Exercise directions
Lines of the material that include the string "desired" should be returned.

########################################

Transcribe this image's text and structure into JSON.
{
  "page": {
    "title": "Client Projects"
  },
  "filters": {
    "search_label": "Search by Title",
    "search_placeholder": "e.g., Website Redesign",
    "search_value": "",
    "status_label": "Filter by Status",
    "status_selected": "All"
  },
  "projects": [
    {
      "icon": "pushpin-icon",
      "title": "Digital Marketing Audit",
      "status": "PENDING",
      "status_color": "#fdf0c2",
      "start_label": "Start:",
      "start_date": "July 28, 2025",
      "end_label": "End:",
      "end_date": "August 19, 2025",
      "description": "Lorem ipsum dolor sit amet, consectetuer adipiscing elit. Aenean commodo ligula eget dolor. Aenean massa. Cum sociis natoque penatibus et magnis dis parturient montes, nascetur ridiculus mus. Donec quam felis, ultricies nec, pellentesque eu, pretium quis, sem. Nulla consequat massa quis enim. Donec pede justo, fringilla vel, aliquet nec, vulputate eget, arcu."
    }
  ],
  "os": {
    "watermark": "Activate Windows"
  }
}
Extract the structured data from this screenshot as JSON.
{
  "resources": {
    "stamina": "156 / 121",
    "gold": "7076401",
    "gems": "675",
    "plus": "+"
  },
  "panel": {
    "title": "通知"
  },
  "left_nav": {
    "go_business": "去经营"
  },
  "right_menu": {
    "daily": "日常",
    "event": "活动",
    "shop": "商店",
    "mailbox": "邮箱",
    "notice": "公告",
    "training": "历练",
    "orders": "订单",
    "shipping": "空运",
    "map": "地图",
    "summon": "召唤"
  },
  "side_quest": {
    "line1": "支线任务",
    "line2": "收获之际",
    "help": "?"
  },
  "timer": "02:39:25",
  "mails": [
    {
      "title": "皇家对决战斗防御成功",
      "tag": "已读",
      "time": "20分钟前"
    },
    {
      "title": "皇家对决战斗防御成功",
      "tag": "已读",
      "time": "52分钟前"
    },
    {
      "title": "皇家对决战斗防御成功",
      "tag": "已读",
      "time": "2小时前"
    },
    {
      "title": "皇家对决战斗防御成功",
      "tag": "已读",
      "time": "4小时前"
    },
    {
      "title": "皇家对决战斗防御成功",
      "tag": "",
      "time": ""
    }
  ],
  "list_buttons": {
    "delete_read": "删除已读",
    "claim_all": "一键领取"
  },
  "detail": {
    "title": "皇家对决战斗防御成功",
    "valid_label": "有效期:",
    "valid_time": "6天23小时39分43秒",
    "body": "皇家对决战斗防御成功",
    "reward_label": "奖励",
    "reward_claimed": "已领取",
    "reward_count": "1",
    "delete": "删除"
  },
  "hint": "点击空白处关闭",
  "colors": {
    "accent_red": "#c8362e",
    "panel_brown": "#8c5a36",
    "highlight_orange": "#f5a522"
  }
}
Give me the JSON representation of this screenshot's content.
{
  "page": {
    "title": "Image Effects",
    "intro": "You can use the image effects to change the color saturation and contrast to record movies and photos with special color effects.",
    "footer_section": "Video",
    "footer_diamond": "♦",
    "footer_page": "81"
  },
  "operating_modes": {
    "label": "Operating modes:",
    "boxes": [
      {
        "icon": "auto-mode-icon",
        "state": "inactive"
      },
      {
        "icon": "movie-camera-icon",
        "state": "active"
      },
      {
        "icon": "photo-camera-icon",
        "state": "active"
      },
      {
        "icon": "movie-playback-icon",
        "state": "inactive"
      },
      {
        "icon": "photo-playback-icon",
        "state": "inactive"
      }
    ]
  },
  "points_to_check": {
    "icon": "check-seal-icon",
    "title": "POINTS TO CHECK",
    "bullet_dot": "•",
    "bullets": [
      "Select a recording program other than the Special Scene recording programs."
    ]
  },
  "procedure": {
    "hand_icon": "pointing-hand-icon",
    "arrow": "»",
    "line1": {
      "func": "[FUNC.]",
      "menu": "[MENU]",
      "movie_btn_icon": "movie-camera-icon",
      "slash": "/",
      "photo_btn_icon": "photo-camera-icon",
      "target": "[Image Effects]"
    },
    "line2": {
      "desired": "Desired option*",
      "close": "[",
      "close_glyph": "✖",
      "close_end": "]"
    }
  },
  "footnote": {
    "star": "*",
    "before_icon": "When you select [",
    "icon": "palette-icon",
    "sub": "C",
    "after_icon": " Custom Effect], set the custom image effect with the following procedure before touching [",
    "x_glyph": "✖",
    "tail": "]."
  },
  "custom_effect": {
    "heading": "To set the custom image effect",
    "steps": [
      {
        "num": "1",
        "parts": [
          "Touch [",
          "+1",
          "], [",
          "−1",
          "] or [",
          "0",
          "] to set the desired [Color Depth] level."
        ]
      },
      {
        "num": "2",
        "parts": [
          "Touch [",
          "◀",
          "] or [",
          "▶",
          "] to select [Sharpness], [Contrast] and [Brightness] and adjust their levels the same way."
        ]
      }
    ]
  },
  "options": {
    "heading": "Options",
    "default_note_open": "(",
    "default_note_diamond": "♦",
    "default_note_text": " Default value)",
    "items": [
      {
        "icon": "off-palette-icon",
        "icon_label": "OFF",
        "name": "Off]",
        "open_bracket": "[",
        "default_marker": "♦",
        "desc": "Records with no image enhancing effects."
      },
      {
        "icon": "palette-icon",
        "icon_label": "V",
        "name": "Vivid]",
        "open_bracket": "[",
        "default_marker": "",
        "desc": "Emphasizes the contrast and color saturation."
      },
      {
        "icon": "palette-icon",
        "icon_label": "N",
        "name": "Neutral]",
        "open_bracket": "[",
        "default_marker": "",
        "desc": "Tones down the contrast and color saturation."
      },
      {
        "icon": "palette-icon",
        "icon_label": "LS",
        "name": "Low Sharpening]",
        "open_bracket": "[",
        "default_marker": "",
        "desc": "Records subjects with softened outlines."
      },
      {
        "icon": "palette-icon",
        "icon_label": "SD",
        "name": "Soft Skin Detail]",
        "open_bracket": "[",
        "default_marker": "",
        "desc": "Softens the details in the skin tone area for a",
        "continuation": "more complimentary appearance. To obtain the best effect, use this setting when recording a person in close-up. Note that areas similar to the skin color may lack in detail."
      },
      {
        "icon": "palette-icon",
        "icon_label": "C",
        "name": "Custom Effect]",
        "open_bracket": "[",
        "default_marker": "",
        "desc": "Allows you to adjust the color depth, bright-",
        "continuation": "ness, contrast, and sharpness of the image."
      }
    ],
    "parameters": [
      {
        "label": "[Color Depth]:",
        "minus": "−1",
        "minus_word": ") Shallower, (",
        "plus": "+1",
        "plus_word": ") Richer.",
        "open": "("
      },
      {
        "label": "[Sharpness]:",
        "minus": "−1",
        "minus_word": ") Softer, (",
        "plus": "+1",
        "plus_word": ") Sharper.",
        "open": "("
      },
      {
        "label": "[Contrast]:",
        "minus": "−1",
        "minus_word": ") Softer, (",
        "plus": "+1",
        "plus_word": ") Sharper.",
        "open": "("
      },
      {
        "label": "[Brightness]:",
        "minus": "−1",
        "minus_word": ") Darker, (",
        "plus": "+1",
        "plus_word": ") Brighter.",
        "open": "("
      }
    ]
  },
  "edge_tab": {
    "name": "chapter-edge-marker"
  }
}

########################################

Answer box
      "desired": "Desired option*",
          "] to set the desired [Color Depth] level."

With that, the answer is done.